▶ [Assignment] Find the word "Fillet" in the records and copy every line where it occurs.

▶ [Records for this exercise]
+++

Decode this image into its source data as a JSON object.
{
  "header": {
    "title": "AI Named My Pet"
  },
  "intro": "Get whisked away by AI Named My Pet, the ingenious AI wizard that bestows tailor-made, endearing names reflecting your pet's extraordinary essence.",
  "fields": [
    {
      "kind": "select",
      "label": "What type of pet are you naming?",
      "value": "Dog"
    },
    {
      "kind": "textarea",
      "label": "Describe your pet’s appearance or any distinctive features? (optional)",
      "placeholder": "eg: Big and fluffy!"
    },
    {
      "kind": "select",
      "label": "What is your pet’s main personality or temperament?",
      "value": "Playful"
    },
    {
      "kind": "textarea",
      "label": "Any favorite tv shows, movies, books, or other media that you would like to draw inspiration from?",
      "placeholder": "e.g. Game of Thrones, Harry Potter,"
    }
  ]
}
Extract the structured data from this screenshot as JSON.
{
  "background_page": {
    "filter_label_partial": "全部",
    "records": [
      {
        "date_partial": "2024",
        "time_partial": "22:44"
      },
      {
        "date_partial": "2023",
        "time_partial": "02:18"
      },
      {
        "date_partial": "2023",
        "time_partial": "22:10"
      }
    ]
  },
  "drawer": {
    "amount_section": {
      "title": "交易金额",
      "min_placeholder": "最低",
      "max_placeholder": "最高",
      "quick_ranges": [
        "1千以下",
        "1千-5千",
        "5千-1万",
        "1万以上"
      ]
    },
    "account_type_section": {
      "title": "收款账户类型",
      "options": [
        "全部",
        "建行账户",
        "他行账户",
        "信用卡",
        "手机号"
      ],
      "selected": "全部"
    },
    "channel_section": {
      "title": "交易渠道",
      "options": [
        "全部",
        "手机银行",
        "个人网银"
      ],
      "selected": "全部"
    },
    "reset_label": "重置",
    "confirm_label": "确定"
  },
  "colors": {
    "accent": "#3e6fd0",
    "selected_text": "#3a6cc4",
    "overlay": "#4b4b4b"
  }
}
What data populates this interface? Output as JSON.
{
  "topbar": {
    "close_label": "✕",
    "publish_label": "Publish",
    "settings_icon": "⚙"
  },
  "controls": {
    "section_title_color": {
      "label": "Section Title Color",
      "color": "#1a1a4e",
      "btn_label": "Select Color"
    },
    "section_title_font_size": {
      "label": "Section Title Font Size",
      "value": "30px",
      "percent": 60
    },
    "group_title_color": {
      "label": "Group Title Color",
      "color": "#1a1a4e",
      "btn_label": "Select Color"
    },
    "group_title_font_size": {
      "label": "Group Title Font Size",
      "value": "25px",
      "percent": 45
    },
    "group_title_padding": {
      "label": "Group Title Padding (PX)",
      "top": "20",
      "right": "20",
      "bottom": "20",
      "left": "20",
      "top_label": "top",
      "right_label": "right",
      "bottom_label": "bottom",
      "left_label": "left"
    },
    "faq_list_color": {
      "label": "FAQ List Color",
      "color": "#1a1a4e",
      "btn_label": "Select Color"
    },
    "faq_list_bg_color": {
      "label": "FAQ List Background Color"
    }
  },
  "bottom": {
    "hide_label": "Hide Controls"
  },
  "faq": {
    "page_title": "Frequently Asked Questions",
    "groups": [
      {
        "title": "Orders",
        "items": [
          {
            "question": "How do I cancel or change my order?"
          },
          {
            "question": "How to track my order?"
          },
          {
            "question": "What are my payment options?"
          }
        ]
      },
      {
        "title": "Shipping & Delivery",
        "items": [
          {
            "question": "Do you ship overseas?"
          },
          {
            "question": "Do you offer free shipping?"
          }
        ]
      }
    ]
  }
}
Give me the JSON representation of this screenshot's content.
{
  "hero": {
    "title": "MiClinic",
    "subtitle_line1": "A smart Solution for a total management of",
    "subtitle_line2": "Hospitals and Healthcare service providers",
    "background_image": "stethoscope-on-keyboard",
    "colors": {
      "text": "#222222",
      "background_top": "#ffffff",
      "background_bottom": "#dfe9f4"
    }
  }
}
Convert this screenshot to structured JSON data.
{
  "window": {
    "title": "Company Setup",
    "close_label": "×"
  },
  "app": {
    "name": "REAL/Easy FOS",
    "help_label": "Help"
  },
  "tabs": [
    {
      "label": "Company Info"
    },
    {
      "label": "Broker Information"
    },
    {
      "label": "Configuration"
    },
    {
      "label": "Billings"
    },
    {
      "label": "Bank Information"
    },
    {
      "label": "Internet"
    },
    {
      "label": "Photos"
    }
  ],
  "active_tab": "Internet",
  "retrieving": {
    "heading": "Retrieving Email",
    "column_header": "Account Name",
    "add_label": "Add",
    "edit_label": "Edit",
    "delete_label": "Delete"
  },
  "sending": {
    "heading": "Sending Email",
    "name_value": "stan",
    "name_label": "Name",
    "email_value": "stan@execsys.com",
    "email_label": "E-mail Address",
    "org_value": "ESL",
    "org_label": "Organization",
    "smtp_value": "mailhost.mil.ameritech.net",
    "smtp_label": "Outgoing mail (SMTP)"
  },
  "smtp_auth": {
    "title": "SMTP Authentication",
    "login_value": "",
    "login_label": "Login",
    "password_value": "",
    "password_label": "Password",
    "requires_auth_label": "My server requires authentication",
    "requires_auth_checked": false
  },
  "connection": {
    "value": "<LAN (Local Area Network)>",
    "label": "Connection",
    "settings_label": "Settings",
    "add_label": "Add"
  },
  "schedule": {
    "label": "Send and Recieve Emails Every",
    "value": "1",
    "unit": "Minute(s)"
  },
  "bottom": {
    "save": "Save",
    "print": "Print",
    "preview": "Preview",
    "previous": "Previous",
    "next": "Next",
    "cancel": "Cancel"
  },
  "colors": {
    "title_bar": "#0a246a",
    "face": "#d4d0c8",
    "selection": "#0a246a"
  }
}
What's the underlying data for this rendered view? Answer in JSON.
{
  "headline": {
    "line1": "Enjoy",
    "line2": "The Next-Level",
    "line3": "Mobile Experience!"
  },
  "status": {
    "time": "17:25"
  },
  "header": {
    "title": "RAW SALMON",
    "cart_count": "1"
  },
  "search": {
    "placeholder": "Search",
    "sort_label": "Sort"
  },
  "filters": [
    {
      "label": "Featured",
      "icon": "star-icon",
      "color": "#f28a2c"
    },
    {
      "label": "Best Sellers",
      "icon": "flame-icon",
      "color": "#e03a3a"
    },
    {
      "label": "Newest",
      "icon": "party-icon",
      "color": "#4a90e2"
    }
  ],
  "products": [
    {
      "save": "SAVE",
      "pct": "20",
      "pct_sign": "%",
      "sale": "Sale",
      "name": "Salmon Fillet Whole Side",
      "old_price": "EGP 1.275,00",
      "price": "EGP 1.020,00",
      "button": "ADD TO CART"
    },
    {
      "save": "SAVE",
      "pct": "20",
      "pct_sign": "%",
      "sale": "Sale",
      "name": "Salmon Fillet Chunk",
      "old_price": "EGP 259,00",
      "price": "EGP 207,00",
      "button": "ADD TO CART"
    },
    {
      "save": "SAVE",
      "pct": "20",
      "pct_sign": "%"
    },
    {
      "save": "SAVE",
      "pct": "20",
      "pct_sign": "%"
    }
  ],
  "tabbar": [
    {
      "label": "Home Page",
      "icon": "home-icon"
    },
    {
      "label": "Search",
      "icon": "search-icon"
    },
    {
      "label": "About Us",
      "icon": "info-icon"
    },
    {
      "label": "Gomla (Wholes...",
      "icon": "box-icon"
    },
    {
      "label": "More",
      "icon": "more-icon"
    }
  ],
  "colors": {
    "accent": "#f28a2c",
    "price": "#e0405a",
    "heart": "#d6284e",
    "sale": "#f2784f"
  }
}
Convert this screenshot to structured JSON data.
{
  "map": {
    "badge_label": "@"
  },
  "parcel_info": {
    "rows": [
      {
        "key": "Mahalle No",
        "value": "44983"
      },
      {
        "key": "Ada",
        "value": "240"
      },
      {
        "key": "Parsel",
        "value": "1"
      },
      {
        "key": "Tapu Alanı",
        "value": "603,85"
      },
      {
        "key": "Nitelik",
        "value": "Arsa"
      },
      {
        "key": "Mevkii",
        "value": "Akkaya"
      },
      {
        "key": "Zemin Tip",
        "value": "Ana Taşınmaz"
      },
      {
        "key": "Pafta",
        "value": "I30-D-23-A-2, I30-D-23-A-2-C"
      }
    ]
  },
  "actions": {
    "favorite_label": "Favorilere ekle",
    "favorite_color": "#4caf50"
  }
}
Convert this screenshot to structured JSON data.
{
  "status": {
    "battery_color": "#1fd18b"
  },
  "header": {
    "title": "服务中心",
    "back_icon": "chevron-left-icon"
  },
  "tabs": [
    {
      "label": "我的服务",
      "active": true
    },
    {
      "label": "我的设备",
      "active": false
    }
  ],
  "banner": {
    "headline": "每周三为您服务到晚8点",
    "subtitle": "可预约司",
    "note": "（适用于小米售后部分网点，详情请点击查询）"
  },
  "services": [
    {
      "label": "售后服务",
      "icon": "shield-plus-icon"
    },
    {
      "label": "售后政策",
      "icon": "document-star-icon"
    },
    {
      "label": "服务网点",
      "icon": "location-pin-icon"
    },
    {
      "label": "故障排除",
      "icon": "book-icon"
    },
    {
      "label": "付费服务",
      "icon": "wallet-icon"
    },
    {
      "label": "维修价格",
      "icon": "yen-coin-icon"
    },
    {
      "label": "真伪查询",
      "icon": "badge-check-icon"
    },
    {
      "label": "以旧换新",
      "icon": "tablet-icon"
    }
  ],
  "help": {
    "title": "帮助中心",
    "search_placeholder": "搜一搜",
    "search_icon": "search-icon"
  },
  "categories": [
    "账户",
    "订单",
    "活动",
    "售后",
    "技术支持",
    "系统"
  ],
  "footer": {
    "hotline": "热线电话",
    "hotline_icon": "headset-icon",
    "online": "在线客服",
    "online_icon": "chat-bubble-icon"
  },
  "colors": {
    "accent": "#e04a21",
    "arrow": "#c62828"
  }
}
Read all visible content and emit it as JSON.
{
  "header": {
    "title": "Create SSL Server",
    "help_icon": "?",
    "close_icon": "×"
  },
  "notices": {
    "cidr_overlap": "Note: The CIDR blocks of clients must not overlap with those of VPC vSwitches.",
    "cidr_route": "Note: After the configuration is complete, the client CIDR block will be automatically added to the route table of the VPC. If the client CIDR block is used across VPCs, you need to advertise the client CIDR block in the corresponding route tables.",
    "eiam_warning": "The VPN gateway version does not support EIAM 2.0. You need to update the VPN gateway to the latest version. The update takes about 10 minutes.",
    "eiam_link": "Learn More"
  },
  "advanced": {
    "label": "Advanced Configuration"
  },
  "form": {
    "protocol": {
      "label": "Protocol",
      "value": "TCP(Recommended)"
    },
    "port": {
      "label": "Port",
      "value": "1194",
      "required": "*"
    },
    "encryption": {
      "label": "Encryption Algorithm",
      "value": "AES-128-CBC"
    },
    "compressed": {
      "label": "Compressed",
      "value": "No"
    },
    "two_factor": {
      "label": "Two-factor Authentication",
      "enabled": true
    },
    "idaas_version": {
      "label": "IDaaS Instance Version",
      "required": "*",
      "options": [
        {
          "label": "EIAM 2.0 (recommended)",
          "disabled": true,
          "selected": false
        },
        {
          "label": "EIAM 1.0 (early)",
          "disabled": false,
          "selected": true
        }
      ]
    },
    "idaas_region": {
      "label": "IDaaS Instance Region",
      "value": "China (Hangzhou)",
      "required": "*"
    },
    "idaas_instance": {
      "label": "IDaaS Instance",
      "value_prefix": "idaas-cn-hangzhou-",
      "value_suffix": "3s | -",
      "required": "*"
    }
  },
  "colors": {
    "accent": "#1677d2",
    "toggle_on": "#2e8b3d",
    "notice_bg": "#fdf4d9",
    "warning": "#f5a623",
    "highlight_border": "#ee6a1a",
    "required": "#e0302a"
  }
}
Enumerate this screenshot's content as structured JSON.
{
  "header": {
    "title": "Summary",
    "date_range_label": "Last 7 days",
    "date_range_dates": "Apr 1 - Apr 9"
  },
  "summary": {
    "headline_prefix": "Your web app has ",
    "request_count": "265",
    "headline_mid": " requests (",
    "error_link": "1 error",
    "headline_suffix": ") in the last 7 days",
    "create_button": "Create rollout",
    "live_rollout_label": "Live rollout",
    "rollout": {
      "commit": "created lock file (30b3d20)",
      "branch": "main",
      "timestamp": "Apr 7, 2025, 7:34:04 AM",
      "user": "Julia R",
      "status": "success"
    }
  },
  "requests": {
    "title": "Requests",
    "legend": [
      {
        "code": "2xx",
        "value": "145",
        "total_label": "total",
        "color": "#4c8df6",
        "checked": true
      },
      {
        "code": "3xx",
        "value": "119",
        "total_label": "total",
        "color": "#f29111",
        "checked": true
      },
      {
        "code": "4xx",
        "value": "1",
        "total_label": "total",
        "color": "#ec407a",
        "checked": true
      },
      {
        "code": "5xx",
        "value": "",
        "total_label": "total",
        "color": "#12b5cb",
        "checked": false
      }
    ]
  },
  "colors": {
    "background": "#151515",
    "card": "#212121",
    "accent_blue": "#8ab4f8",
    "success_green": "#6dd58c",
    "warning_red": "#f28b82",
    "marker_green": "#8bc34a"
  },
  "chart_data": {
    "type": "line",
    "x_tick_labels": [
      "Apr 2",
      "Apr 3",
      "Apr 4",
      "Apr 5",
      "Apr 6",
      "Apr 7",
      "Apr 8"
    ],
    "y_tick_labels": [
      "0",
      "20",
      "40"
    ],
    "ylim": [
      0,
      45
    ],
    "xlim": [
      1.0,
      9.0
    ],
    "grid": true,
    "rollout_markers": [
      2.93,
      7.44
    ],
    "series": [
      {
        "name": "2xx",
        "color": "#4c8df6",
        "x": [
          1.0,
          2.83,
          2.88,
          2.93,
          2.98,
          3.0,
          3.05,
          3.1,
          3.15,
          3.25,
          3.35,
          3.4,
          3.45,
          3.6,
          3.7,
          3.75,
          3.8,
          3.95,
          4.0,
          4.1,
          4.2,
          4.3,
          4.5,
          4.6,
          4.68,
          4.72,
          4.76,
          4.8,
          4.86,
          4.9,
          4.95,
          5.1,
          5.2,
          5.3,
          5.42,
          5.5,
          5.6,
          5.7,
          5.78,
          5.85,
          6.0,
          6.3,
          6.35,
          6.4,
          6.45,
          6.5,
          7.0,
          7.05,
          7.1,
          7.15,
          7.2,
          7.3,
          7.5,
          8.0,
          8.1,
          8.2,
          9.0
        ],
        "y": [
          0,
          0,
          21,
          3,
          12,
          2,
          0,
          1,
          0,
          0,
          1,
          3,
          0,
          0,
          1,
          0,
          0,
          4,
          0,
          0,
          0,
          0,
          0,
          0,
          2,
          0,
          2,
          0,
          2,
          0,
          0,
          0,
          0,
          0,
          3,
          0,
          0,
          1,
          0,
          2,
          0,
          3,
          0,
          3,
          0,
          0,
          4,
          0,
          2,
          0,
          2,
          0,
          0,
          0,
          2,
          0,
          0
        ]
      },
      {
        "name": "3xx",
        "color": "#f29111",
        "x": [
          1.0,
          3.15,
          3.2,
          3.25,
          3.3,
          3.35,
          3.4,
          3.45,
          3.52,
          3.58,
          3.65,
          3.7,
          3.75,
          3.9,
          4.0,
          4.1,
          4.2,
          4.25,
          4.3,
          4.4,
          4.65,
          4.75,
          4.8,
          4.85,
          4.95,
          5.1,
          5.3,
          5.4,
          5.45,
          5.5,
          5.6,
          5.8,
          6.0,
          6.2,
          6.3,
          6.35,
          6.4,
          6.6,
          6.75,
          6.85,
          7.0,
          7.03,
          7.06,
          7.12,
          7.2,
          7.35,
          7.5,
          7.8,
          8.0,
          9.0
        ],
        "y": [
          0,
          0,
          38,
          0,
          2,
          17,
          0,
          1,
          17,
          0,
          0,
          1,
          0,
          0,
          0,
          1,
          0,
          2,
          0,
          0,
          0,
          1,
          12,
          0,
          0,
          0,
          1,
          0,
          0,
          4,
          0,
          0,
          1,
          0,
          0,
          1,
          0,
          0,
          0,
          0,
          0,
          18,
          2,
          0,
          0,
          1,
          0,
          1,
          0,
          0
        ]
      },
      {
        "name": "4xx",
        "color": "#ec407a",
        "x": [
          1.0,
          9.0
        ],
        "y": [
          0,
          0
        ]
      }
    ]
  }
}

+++

▶ [Result]
      "name": "Salmon Fillet Whole Side",
      "name": "Salmon Fillet Chunk",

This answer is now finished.